How to complete this task: Give the number of lines in the listing below that include the word "hotline", with nothing more.

Dataset extract:
--------------------

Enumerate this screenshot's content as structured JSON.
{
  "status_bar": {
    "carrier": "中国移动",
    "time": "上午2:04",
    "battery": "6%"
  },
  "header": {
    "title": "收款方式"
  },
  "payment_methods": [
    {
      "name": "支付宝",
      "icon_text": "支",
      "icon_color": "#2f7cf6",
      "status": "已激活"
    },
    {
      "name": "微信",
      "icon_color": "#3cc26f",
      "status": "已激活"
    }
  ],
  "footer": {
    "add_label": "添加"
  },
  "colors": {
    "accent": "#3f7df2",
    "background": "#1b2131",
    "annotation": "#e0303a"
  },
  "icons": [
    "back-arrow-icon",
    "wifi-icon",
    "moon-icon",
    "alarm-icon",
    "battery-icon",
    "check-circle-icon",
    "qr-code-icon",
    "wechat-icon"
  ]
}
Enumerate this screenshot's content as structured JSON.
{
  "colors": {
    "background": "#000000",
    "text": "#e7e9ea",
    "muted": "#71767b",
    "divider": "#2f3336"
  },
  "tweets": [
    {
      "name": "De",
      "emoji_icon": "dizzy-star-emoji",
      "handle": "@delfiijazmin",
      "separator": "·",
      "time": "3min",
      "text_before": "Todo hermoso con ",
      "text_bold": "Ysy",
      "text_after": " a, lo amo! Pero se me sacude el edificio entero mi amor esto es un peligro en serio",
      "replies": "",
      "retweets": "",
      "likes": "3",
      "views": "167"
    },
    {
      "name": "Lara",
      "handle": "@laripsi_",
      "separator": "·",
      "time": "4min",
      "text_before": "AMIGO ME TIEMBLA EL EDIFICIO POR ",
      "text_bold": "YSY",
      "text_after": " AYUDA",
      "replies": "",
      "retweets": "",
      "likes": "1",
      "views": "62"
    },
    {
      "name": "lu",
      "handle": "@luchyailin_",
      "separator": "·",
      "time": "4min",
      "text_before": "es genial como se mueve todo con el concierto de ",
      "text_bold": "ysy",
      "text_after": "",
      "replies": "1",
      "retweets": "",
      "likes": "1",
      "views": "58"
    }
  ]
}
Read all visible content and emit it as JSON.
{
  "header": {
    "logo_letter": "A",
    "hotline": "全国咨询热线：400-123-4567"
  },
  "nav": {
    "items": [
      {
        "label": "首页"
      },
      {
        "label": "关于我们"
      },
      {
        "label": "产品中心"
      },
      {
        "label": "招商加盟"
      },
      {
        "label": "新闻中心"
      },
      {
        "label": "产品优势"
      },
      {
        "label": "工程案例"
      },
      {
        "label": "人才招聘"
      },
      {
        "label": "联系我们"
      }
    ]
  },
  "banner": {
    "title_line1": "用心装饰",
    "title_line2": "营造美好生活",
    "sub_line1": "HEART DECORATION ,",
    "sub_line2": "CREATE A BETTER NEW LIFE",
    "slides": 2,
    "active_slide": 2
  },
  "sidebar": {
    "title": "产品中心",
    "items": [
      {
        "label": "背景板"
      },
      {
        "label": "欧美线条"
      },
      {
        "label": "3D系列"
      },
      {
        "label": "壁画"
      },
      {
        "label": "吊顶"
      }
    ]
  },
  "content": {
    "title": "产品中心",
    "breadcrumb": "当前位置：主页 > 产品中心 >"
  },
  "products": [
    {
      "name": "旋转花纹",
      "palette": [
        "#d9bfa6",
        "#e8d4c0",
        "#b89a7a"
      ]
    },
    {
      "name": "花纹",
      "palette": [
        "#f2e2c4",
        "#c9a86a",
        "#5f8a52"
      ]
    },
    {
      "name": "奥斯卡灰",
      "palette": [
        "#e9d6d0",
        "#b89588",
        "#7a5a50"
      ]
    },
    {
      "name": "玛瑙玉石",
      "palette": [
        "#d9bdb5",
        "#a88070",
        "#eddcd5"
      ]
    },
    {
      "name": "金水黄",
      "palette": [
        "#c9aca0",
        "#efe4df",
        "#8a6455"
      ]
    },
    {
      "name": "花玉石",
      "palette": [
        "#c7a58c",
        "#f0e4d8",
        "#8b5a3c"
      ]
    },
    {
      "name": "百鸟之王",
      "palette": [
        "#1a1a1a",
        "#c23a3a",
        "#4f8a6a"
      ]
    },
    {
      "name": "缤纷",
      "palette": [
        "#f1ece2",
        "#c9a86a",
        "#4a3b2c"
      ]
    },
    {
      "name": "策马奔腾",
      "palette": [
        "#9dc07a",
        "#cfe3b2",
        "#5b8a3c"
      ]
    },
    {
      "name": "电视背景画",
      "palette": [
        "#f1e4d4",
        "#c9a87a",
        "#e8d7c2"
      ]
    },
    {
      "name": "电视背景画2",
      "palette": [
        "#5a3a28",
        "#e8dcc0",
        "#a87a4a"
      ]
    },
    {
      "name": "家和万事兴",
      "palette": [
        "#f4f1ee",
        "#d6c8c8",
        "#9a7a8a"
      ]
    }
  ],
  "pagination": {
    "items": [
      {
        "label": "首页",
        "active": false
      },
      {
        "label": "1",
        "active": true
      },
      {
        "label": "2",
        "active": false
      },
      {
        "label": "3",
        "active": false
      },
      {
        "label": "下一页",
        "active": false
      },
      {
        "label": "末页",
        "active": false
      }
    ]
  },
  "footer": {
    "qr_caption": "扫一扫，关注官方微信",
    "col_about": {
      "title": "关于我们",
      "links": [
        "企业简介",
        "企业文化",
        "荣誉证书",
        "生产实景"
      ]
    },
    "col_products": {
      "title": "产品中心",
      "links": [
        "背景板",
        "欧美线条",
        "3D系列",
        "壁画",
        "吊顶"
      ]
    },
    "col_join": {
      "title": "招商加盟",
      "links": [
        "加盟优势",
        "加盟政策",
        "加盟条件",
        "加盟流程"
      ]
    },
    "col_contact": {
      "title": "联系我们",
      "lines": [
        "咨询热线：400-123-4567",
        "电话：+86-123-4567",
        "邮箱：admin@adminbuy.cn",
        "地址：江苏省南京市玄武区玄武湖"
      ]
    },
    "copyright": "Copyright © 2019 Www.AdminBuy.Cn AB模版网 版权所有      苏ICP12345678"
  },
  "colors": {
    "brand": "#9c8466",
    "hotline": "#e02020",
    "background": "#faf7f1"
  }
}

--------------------

Exercise solution: 2